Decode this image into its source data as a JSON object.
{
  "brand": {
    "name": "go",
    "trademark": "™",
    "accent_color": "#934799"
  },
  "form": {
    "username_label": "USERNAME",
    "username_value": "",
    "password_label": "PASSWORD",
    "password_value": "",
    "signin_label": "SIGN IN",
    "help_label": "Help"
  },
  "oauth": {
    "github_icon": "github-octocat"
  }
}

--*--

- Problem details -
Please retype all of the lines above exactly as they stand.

- Answer for the task -
Decode this image into its source data as a JSON object.
{
  "brand": {
    "name": "go",
    "trademark": "™",
    "accent_color": "#934799"
  },
  "form": {
    "username_label": "USERNAME",
    "username_value": "",
    "password_label": "PASSWORD",
    "password_value": "",
    "signin_label": "SIGN IN",
    "help_label": "Help"
  },
  "oauth": {
    "github_icon": "github-octocat"
  }
}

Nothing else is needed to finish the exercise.